• **Task**
Return each entry unchanged.

====

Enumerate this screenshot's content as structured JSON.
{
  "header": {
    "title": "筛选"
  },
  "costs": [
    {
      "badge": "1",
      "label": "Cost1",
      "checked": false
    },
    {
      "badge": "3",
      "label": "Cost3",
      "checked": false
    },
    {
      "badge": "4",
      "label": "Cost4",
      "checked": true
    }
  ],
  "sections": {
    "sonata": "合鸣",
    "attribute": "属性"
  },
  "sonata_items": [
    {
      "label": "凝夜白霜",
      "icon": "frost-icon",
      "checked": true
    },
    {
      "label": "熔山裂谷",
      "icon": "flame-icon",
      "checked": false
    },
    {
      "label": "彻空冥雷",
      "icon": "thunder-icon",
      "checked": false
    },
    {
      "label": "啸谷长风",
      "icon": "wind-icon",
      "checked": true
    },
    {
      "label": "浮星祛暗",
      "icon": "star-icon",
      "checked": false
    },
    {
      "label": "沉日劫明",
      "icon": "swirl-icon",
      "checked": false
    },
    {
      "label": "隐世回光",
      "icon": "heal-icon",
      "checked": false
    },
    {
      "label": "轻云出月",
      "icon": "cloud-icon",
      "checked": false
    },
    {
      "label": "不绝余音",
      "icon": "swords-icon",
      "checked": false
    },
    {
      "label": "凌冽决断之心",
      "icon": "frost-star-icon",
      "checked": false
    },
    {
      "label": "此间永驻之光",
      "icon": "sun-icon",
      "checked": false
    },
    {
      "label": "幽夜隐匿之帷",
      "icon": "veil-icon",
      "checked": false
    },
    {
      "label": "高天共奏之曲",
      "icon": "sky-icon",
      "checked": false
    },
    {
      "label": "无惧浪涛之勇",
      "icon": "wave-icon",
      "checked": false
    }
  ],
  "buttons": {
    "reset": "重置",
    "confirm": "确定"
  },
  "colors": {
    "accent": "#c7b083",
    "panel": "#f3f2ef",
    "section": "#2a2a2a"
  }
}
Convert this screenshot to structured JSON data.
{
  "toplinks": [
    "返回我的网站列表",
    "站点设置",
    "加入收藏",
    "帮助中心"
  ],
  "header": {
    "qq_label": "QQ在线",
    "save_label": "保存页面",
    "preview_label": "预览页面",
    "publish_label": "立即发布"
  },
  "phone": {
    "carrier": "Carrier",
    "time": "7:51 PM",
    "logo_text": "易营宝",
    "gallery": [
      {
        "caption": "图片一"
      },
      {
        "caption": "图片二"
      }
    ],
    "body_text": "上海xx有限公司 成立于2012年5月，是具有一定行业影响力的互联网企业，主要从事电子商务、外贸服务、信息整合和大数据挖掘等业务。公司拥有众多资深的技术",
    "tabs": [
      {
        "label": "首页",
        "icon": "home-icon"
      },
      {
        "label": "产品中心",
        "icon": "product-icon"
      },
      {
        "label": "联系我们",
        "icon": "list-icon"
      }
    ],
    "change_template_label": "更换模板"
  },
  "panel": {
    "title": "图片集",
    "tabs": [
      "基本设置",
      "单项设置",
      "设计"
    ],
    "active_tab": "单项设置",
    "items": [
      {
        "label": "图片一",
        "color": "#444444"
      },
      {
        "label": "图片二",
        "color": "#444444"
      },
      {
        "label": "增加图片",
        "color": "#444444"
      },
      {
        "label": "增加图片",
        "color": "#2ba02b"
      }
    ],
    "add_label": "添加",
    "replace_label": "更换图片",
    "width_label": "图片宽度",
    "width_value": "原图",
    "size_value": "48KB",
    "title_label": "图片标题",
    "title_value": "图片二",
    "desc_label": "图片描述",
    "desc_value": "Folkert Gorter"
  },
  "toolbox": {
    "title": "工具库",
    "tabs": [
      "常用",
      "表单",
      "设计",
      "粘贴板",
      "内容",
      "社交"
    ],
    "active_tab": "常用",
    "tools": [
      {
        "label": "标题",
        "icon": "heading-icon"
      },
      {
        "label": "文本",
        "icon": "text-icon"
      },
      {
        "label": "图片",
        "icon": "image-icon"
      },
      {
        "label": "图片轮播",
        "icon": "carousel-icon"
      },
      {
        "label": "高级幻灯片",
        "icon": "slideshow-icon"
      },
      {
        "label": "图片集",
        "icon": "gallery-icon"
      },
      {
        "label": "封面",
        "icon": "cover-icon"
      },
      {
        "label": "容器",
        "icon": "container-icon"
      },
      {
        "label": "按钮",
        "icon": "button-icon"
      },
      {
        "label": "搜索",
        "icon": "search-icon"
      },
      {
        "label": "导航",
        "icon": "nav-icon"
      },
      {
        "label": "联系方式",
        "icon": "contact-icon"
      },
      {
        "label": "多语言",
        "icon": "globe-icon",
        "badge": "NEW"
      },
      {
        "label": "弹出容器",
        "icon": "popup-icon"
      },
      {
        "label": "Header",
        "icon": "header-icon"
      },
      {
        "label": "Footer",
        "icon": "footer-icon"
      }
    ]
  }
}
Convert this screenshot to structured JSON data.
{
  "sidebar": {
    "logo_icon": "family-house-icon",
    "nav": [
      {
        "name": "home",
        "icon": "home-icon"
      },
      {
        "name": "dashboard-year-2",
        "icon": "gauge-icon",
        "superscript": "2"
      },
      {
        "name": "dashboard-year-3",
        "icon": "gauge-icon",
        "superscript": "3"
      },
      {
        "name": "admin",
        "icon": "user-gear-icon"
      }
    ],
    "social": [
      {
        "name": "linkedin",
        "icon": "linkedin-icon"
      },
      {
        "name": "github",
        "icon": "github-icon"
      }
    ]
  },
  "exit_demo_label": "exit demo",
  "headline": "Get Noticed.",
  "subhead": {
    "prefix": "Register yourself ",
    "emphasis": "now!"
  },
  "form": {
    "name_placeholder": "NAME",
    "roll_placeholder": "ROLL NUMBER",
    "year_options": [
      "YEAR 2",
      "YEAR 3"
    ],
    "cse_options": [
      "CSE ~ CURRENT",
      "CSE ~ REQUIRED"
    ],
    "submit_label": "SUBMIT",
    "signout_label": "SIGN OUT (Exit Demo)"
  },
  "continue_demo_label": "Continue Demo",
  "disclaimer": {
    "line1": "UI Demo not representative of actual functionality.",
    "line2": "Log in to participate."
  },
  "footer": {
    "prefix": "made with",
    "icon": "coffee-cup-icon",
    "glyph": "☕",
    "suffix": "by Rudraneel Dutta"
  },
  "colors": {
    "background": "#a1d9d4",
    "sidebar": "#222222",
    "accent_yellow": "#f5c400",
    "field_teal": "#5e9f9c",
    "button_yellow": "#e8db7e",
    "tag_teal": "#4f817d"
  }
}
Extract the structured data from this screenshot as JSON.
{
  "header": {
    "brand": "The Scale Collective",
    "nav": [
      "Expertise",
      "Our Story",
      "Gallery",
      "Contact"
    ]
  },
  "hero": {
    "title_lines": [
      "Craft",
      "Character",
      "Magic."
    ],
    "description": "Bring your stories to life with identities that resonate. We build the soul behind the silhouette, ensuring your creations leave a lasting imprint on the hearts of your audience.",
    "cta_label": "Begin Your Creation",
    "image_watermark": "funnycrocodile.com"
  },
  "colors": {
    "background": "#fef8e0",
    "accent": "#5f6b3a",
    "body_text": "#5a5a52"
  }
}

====

• **Response below**
Enumerate this screenshot's content as structured JSON.
{
  "header": {
    "title": "筛选"
  },
  "costs": [
    {
      "badge": "1",
      "label": "Cost1",
      "checked": false
    },
    {
      "badge": "3",
      "label": "Cost3",
      "checked": false
    },
    {
      "badge": "4",
      "label": "Cost4",
      "checked": true
    }
  ],
  "sections": {
    "sonata": "合鸣",
    "attribute": "属性"
  },
  "sonata_items": [
    {
      "label": "凝夜白霜",
      "icon": "frost-icon",
      "checked": true
    },
    {
      "label": "熔山裂谷",
      "icon": "flame-icon",
      "checked": false
    },
    {
      "label": "彻空冥雷",
      "icon": "thunder-icon",
      "checked": false
    },
    {
      "label": "啸谷长风",
      "icon": "wind-icon",
      "checked": true
    },
    {
      "label": "浮星祛暗",
      "icon": "star-icon",
      "checked": false
    },
    {
      "label": "沉日劫明",
      "icon": "swirl-icon",
      "checked": false
    },
    {
      "label": "隐世回光",
      "icon": "heal-icon",
      "checked": false
    },
    {
      "label": "轻云出月",
      "icon": "cloud-icon",
      "checked": false
    },
    {
      "label": "不绝余音",
      "icon": "swords-icon",
      "checked": false
    },
    {
      "label": "凌冽决断之心",
      "icon": "frost-star-icon",
      "checked": false
    },
    {
      "label": "此间永驻之光",
      "icon": "sun-icon",
      "checked": false
    },
    {
      "label": "幽夜隐匿之帷",
      "icon": "veil-icon",
      "checked": false
    },
    {
      "label": "高天共奏之曲",
      "icon": "sky-icon",
      "checked": false
    },
    {
      "label": "无惧浪涛之勇",
      "icon": "wave-icon",
      "checked": false
    }
  ],
  "buttons": {
    "reset": "重置",
    "confirm": "确定"
  },
  "colors": {
    "accent": "#c7b083",
    "panel": "#f3f2ef",
    "section": "#2a2a2a"
  }
}
Convert this screenshot to structured JSON data.
{
  "toplinks": [
    "返回我的网站列表",
    "站点设置",
    "加入收藏",
    "帮助中心"
  ],
  "header": {
    "qq_label": "QQ在线",
    "save_label": "保存页面",
    "preview_label": "预览页面",
    "publish_label": "立即发布"
  },
  "phone": {
    "carrier": "Carrier",
    "time": "7:51 PM",
    "logo_text": "易营宝",
    "gallery": [
      {
        "caption": "图片一"
      },
      {
        "caption": "图片二"
      }
    ],
    "body_text": "上海xx有限公司 成立于2012年5月，是具有一定行业影响力的互联网企业，主要从事电子商务、外贸服务、信息整合和大数据挖掘等业务。公司拥有众多资深的技术",
    "tabs": [
      {
        "label": "首页",
        "icon": "home-icon"
      },
      {
        "label": "产品中心",
        "icon": "product-icon"
      },
      {
        "label": "联系我们",
        "icon": "list-icon"
      }
    ],
    "change_template_label": "更换模板"
  },
  "panel": {
    "title": "图片集",
    "tabs": [
      "基本设置",
      "单项设置",
      "设计"
    ],
    "active_tab": "单项设置",
    "items": [
      {
        "label": "图片一",
        "color": "#444444"
      },
      {
        "label": "图片二",
        "color": "#444444"
      },
      {
        "label": "增加图片",
        "color": "#444444"
      },
      {
        "label": "增加图片",
        "color": "#2ba02b"
      }
    ],
    "add_label": "添加",
    "replace_label": "更换图片",
    "width_label": "图片宽度",
    "width_value": "原图",
    "size_value": "48KB",
    "title_label": "图片标题",
    "title_value": "图片二",
    "desc_label": "图片描述",
    "desc_value": "Folkert Gorter"
  },
  "toolbox": {
    "title": "工具库",
    "tabs": [
      "常用",
      "表单",
      "设计",
      "粘贴板",
      "内容",
      "社交"
    ],
    "active_tab": "常用",
    "tools": [
      {
        "label": "标题",
        "icon": "heading-icon"
      },
      {
        "label": "文本",
        "icon": "text-icon"
      },
      {
        "label": "图片",
        "icon": "image-icon"
      },
      {
        "label": "图片轮播",
        "icon": "carousel-icon"
      },
      {
        "label": "高级幻灯片",
        "icon": "slideshow-icon"
      },
      {
        "label": "图片集",
        "icon": "gallery-icon"
      },
      {
        "label": "封面",
        "icon": "cover-icon"
      },
      {
        "label": "容器",
        "icon": "container-icon"
      },
      {
        "label": "按钮",
        "icon": "button-icon"
      },
      {
        "label": "搜索",
        "icon": "search-icon"
      },
      {
        "label": "导航",
        "icon": "nav-icon"
      },
      {
        "label": "联系方式",
        "icon": "contact-icon"
      },
      {
        "label": "多语言",
        "icon": "globe-icon",
        "badge": "NEW"
      },
      {
        "label": "弹出容器",
        "icon": "popup-icon"
      },
      {
        "label": "Header",
        "icon": "header-icon"
      },
      {
        "label": "Footer",
        "icon": "footer-icon"
      }
    ]
  }
}
Convert this screenshot to structured JSON data.
{
  "sidebar": {
    "logo_icon": "family-house-icon",
    "nav": [
      {
        "name": "home",
        "icon": "home-icon"
      },
      {
        "name": "dashboard-year-2",
        "icon": "gauge-icon",
        "superscript": "2"
      },
      {
        "name": "dashboard-year-3",
        "icon": "gauge-icon",
        "superscript": "3"
      },
      {
        "name": "admin",
        "icon": "user-gear-icon"
      }
    ],
    "social": [
      {
        "name": "linkedin",
        "icon": "linkedin-icon"
      },
      {
        "name": "github",
        "icon": "github-icon"
      }
    ]
  },
  "exit_demo_label": "exit demo",
  "headline": "Get Noticed.",
  "subhead": {
    "prefix": "Register yourself ",
    "emphasis": "now!"
  },
  "form": {
    "name_placeholder": "NAME",
    "roll_placeholder": "ROLL NUMBER",
    "year_options": [
      "YEAR 2",
      "YEAR 3"
    ],
    "cse_options": [
      "CSE ~ CURRENT",
      "CSE ~ REQUIRED"
    ],
    "submit_label": "SUBMIT",
    "signout_label": "SIGN OUT (Exit Demo)"
  },
  "continue_demo_label": "Continue Demo",
  "disclaimer": {
    "line1": "UI Demo not representative of actual functionality.",
    "line2": "Log in to participate."
  },
  "footer": {
    "prefix": "made with",
    "icon": "coffee-cup-icon",
    "glyph": "☕",
    "suffix": "by Rudraneel Dutta"
  },
  "colors": {
    "background": "#a1d9d4",
    "sidebar": "#222222",
    "accent_yellow": "#f5c400",
    "field_teal": "#5e9f9c",
    "button_yellow": "#e8db7e",
    "tag_teal": "#4f817d"
  }
}
Extract the structured data from this screenshot as JSON.
{
  "header": {
    "brand": "The Scale Collective",
    "nav": [
      "Expertise",
      "Our Story",
      "Gallery",
      "Contact"
    ]
  },
  "hero": {
    "title_lines": [
      "Craft",
      "Character",
      "Magic."
    ],
    "description": "Bring your stories to life with identities that resonate. We build the soul behind the silhouette, ensuring your creations leave a lasting imprint on the hearts of your audience.",
    "cta_label": "Begin Your Creation",
    "image_watermark": "funnycrocodile.com"
  },
  "colors": {
    "background": "#fef8e0",
    "accent": "#5f6b3a",
    "body_text": "#5a5a52"
  }
}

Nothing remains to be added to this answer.